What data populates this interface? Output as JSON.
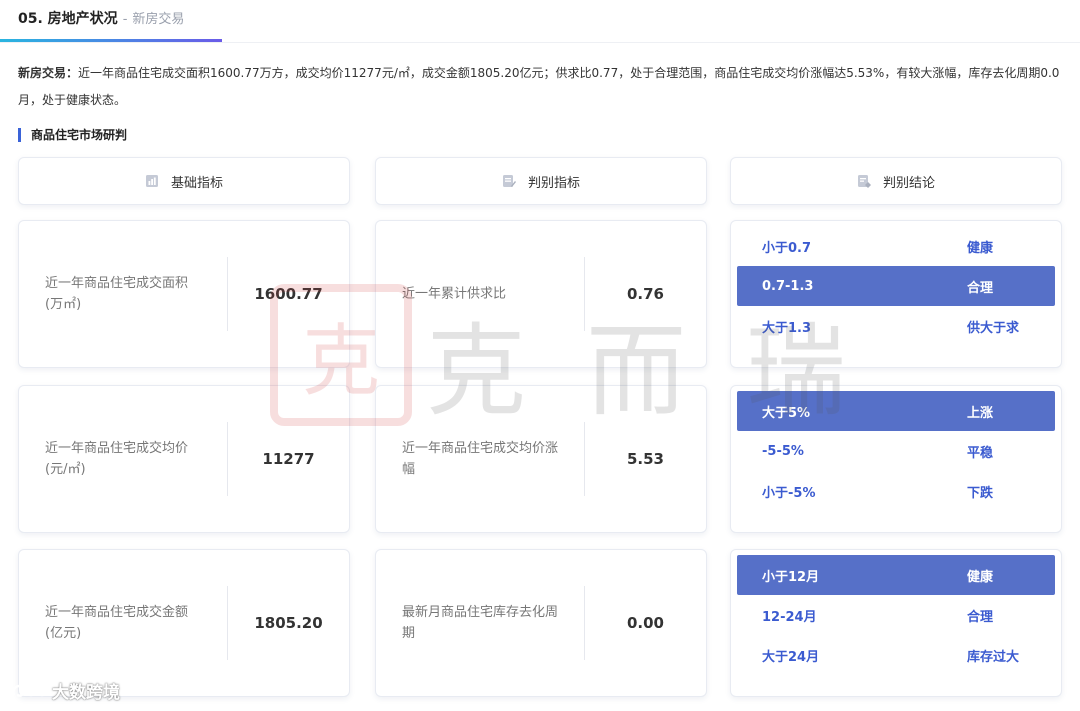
{
  "header": {
    "number_title": "05. 房地产状况",
    "separator": "-",
    "subtitle": "新房交易"
  },
  "summary": {
    "lead": "新房交易：",
    "text": "近一年商品住宅成交面积1600.77万方，成交均价11277元/㎡，成交金额1805.20亿元；供求比0.77，处于合理范围，商品住宅成交均价涨幅达5.53%，有较大涨幅，库存去化周期0.0月，处于健康状态。"
  },
  "section": {
    "title": "商品住宅市场研判"
  },
  "columns": {
    "basic": "基础指标",
    "judge": "判别指标",
    "conclusion": "判别结论"
  },
  "basic_metrics": [
    {
      "label": "近一年商品住宅成交面积(万㎡)",
      "value": "1600.77"
    },
    {
      "label": "近一年商品住宅成交均价(元/㎡)",
      "value": "11277"
    },
    {
      "label": "近一年商品住宅成交金额(亿元)",
      "value": "1805.20"
    }
  ],
  "judge_metrics": [
    {
      "label": "近一年累计供求比",
      "value": "0.76"
    },
    {
      "label": "近一年商品住宅成交均价涨幅",
      "value": "5.53"
    },
    {
      "label": "最新月商品住宅库存去化周期",
      "value": "0.00"
    }
  ],
  "conclusions": [
    {
      "rows": [
        {
          "range": "小于0.7",
          "verdict": "健康"
        },
        {
          "range": "0.7-1.3",
          "verdict": "合理"
        },
        {
          "range": "大于1.3",
          "verdict": "供大于求"
        }
      ]
    },
    {
      "rows": [
        {
          "range": "大于5%",
          "verdict": "上涨"
        },
        {
          "range": "-5-5%",
          "verdict": "平稳"
        },
        {
          "range": "小于-5%",
          "verdict": "下跌"
        }
      ]
    },
    {
      "rows": [
        {
          "range": "小于12月",
          "verdict": "健康"
        },
        {
          "range": "12-24月",
          "verdict": "合理"
        },
        {
          "range": "大于24月",
          "verdict": "库存过大"
        }
      ]
    }
  ],
  "watermark": {
    "seal": "克",
    "text": "克而瑞"
  },
  "footer": {
    "brand": "大数跨境"
  },
  "colors": {
    "accent": "#3b5bd0",
    "active_row": "#5670c8",
    "underline_start": "#29b5e0",
    "underline_end": "#6a5be8"
  }
}
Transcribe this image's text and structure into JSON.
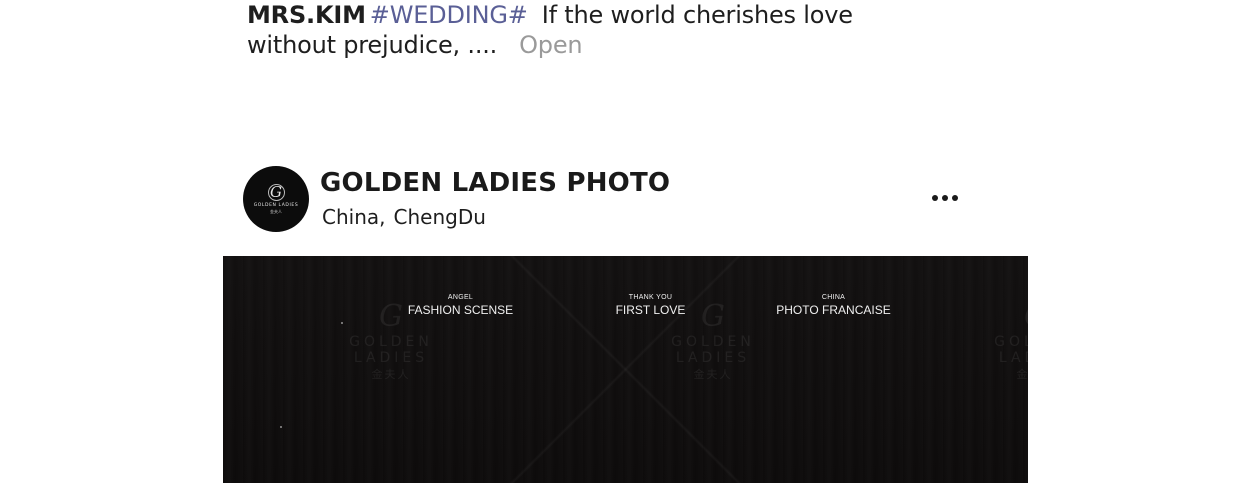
{
  "caption": {
    "username": "MRS.KIM",
    "hashtag": "#WEDDING#",
    "text": "If the world cherishes love without prejudice, ....",
    "more_label": "Open"
  },
  "post": {
    "account_name": "GOLDEN LADIES PHOTO",
    "location_country": "China,",
    "location_city": "ChengDu",
    "avatar": {
      "monogram": "G",
      "brand": "GOLDEN LADIES",
      "sub": "金夫人"
    },
    "more_icon": "more-dots-icon",
    "photo": {
      "watermark": {
        "monogram": "G",
        "brand": "GOLDEN LADIES",
        "sub": "金夫人"
      },
      "labels": [
        {
          "small": "ANGEL",
          "big": "FASHION SCENSE"
        },
        {
          "small": "THANK YOU",
          "big": "FIRST LOVE"
        },
        {
          "small": "CHINA",
          "big": "PHOTO FRANCAISE"
        }
      ]
    }
  }
}
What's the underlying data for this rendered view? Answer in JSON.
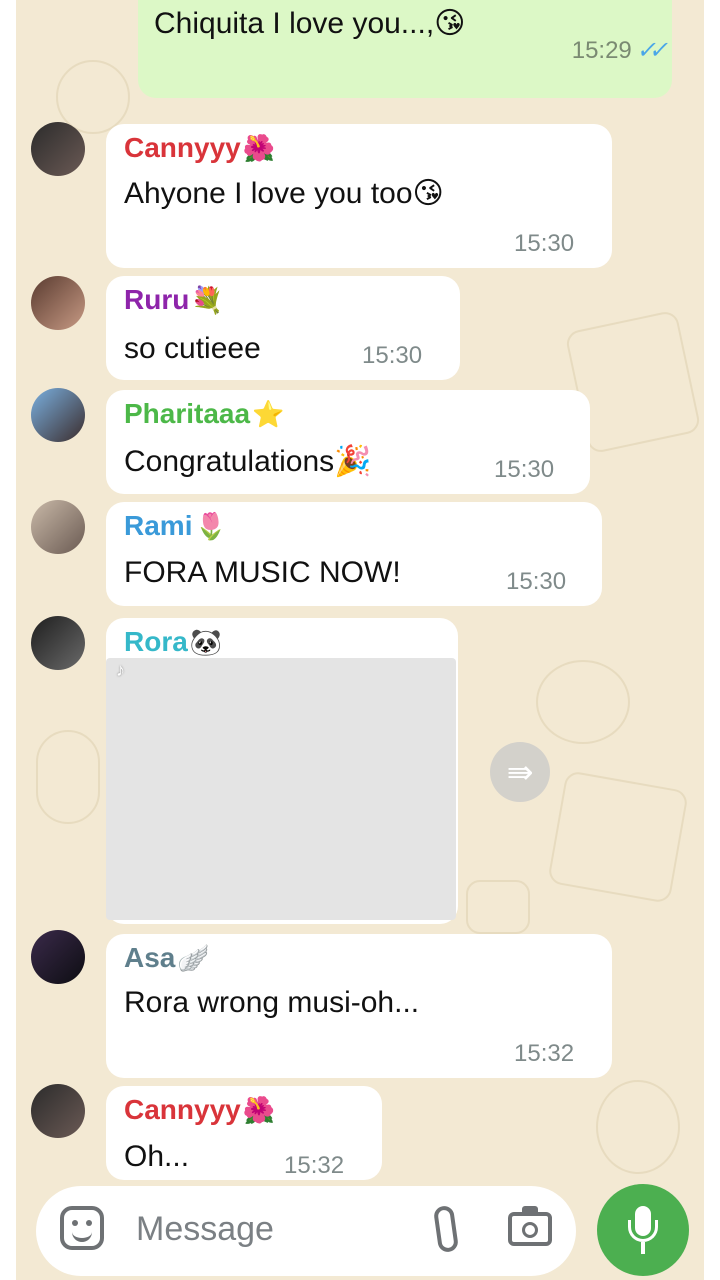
{
  "outgoing": {
    "text": "Chiquita I love you...,😘",
    "time": "15:29"
  },
  "messages": [
    {
      "name": "Cannyyy",
      "emoji": "🌺",
      "name_color": "#d9343a",
      "text": "Ahyone I love you too😘",
      "time": "15:30"
    },
    {
      "name": "Ruru",
      "emoji": "💐",
      "name_color": "#8e24aa",
      "text": "so cutieee",
      "time": "15:30"
    },
    {
      "name": "Pharitaaa",
      "emoji": "⭐",
      "name_color": "#4cb848",
      "text": "Congratulations🎉",
      "time": "15:30"
    },
    {
      "name": "Rami",
      "emoji": "🌷",
      "name_color": "#3a9ad9",
      "text": "FORA MUSIC NOW!",
      "time": "15:30"
    },
    {
      "name": "Rora",
      "emoji": "🐼",
      "name_color": "#35b8c9",
      "text": "",
      "time": ""
    },
    {
      "name": "Asa",
      "emoji": "🪽",
      "name_color": "#5f7f8c",
      "text": "Rora wrong musi-oh...",
      "time": "15:32"
    },
    {
      "name": "Cannyyy",
      "emoji": "🌺",
      "name_color": "#d9343a",
      "text": "Oh...",
      "time": "15:32"
    }
  ],
  "composer": {
    "placeholder": "Message"
  },
  "icons": {
    "sticker": "sticker-icon",
    "attach": "paperclip-icon",
    "camera": "camera-icon",
    "mic": "microphone-icon",
    "forward": "forward-icon",
    "read": "double-check-icon"
  }
}
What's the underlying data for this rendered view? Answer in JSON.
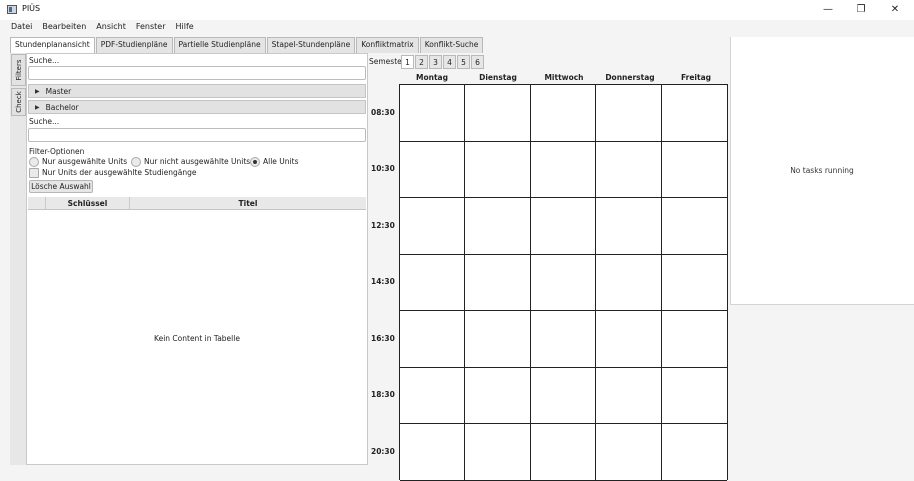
{
  "window": {
    "title": "PIÜS",
    "minimize_glyph": "—",
    "maximize_glyph": "❐",
    "close_glyph": "✕"
  },
  "menu": [
    "Datei",
    "Bearbeiten",
    "Ansicht",
    "Fenster",
    "Hilfe"
  ],
  "tabs": [
    {
      "label": "Stundenplanansicht",
      "active": true
    },
    {
      "label": "PDF-Studienpläne",
      "active": false
    },
    {
      "label": "Partielle Studienpläne",
      "active": false
    },
    {
      "label": "Stapel-Stundenpläne",
      "active": false
    },
    {
      "label": "Konfliktmatrix",
      "active": false
    },
    {
      "label": "Konflikt-Suche",
      "active": false
    }
  ],
  "side_tabs": {
    "filters": "Filters",
    "check": "Check"
  },
  "left": {
    "search1_label": "Suche...",
    "search1_value": "",
    "accordion": [
      {
        "label": "Master",
        "arrow": "▶"
      },
      {
        "label": "Bachelor",
        "arrow": "▶"
      }
    ],
    "search2_label": "Suche...",
    "search2_value": "",
    "filter_options_label": "Filter-Optionen",
    "radios": [
      {
        "label": "Nur ausgewählte Units",
        "selected": false
      },
      {
        "label": "Nur nicht ausgewählte Units",
        "selected": false
      },
      {
        "label": "Alle Units",
        "selected": true
      }
    ],
    "checkbox_label": "Nur Units der ausgewählte Studiengänge",
    "clear_button": "Lösche Auswahl",
    "table": {
      "columns": [
        "Schlüssel",
        "Titel"
      ],
      "empty_text": "Kein Content in Tabelle"
    }
  },
  "schedule": {
    "semester_label": "Semester:",
    "semesters": [
      "1",
      "2",
      "3",
      "4",
      "5",
      "6"
    ],
    "active_semester": "1",
    "days": [
      "Montag",
      "Dienstag",
      "Mittwoch",
      "Donnerstag",
      "Freitag"
    ],
    "times": [
      "08:30",
      "10:30",
      "12:30",
      "14:30",
      "16:30",
      "18:30",
      "20:30"
    ]
  },
  "tasks": {
    "status": "No tasks running"
  }
}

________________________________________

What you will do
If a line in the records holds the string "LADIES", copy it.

Result of the task
    "account_name": "GOLDEN LADIES PHOTO",
      "brand": "GOLDEN LADIES",
        "brand": "GOLDEN LADIES",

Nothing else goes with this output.